Work to be completed | Scan the records for the string "icon"; copy each line where it occurs.

___ Listed records

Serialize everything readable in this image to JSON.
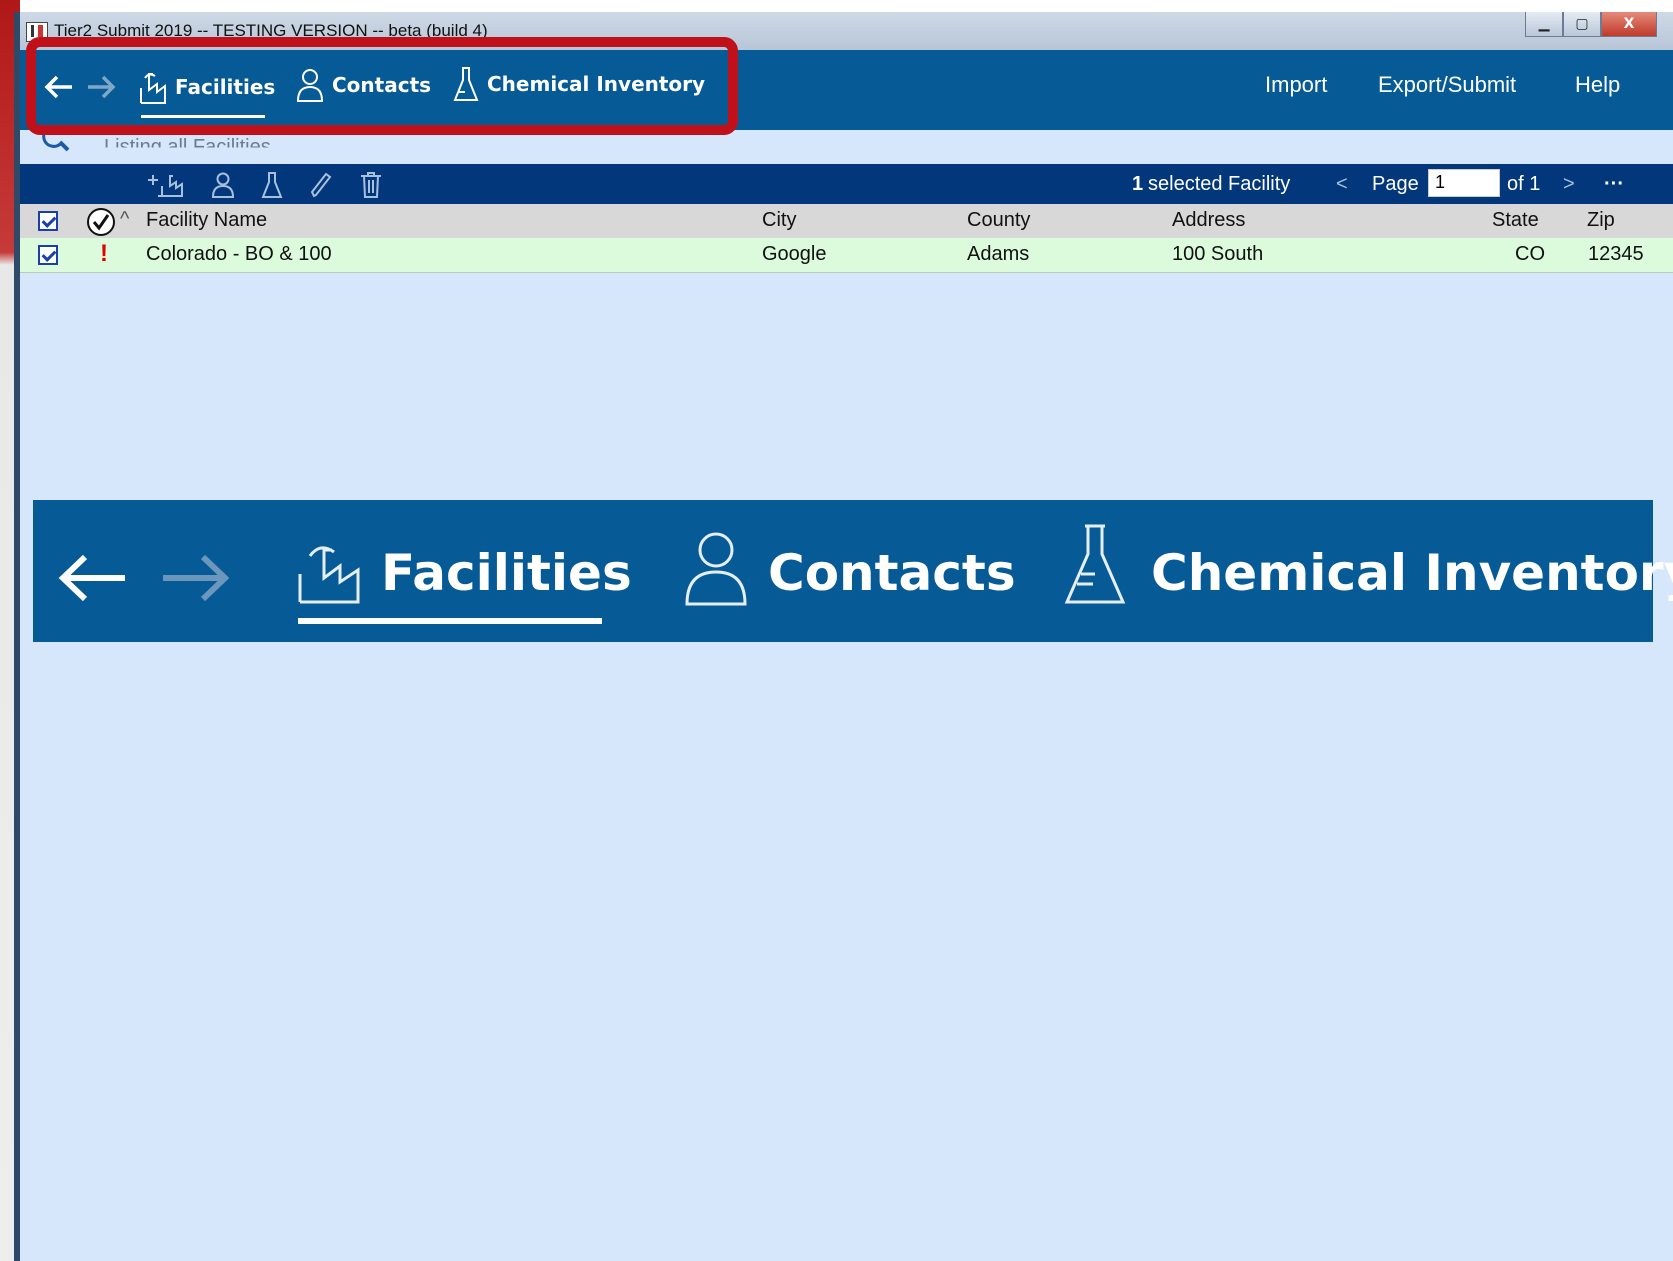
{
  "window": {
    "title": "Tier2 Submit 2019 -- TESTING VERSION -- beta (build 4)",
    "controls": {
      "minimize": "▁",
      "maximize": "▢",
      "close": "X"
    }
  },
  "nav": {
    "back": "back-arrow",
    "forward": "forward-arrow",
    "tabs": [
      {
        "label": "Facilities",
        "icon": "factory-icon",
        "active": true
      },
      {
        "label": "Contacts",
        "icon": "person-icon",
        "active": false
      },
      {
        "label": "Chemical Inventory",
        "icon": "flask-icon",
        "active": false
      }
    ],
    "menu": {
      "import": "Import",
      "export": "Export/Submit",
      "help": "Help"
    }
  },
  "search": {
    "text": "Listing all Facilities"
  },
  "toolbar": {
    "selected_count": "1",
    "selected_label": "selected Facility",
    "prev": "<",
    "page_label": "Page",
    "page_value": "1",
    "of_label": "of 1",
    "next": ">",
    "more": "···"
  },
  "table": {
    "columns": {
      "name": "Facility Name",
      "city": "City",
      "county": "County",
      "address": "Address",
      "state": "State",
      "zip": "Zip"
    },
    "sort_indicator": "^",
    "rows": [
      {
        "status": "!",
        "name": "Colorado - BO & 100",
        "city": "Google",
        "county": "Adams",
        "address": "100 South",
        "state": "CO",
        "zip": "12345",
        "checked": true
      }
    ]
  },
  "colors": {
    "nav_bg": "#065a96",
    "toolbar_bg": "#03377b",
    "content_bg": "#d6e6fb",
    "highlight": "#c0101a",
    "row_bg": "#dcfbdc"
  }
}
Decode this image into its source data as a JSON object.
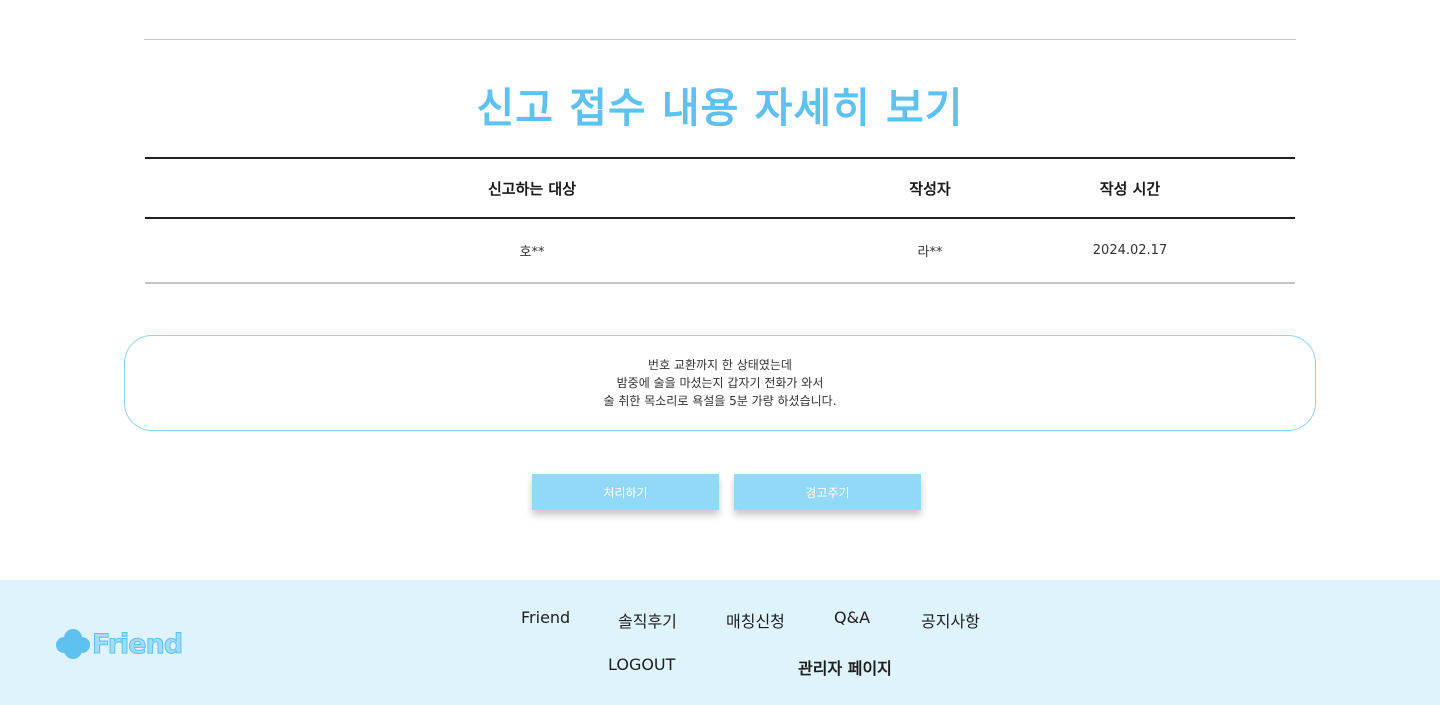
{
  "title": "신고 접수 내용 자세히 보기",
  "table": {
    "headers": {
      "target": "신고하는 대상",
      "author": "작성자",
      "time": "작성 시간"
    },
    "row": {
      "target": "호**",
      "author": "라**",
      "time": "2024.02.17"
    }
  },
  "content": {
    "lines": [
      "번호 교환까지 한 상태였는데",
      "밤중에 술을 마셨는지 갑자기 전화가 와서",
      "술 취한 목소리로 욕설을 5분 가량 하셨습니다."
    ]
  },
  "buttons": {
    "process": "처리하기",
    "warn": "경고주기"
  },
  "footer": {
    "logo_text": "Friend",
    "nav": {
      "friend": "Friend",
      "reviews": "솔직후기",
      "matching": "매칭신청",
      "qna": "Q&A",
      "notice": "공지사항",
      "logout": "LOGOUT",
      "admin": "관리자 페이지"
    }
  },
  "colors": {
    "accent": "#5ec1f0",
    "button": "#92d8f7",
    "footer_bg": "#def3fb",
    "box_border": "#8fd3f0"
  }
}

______

Task response |
        "icon": "factory-icon",
        "icon": "person-icon",
        "icon": "flask-icon",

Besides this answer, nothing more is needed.